Wednesday, November 30, 2016

You Will Always Yearn

My granny’s granny was French
and so rich as a little girl 
she had servants to help her get dressed.
Her dad was a doctor 
and we think he got up to something shady
that got him kicked out of France
or sent him running from France.

Something happened – 
some blip in the family tree – 
and my granny’s granny wound up poor in Appalachia,
picking huckleberries in a snake-infested valley
with my granny
to make sure they had enough to eat.

Years later my granny remembered 
how sad she was to be there
and hear the church bells ring,
missing church – 
there was a boy she liked at church
and the sound of the church bells
as she picked berries in the valley
meant she wouldn't see him that day.


My granny’s mom had never seen a monkey – 
not a real one, in real life – 
and one time a circus came through town.
My granny’s dad was going to take them,
so her mom could see the monkey.
He told them to wait at the store,
that he would pick them up after work.

They waited. 
My granny roamed back and forth,
back and forth,
studying the candy for sale, memorizing it,
playing word games to keep from being bored.
Her dad never came to get them – 
he’d gone out drinking after work.
Her mom didn’t see a monkey that day.
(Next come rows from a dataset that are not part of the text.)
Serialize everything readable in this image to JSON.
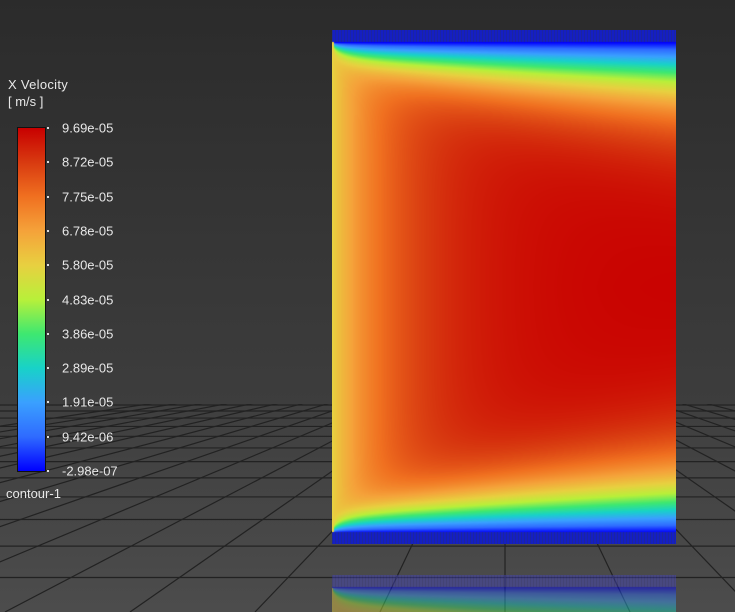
{
  "legend": {
    "title": "X Velocity",
    "units": "[ m/s ]",
    "name": "contour-1",
    "ticks": [
      "9.69e-05",
      "8.72e-05",
      "7.75e-05",
      "6.78e-05",
      "5.80e-05",
      "4.83e-05",
      "3.86e-05",
      "2.89e-05",
      "1.91e-05",
      "9.42e-06",
      "-2.98e-07"
    ],
    "colormap": [
      "#0000ff",
      "#2f6bff",
      "#3aa0ff",
      "#18d2c8",
      "#3ee870",
      "#b8f03a",
      "#e8d040",
      "#f5a23a",
      "#f07020",
      "#d83a10",
      "#c80000"
    ]
  },
  "colors": {
    "wall_band": "#1a22c8"
  },
  "chart_data": {
    "type": "heatmap",
    "title": "X Velocity [ m/s ]",
    "variable": "X Velocity",
    "units": "m/s",
    "range": [
      -2.98e-07,
      9.69e-05
    ],
    "colorbar_ticks": [
      9.69e-05,
      8.72e-05,
      7.75e-05,
      6.78e-05,
      5.8e-05,
      4.83e-05,
      3.86e-05,
      2.89e-05,
      1.91e-05,
      9.42e-06,
      -2.98e-07
    ],
    "description_of_field": "channel flow: uniform inlet ~5.8e-05 at left, developing boundary layers at top and bottom walls (~0), core ~9.7e-05"
  }
}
The chimes traveled on the breeze, God’s music box.
The heat and cicadas shimmered. 
Sweat beaded on their foreheads and under their arms.
Snakes kept out of sight.
The chimes said:
“You will always want things.
You will always yearn.
This is the way of our people.
This is the fate you were born into.”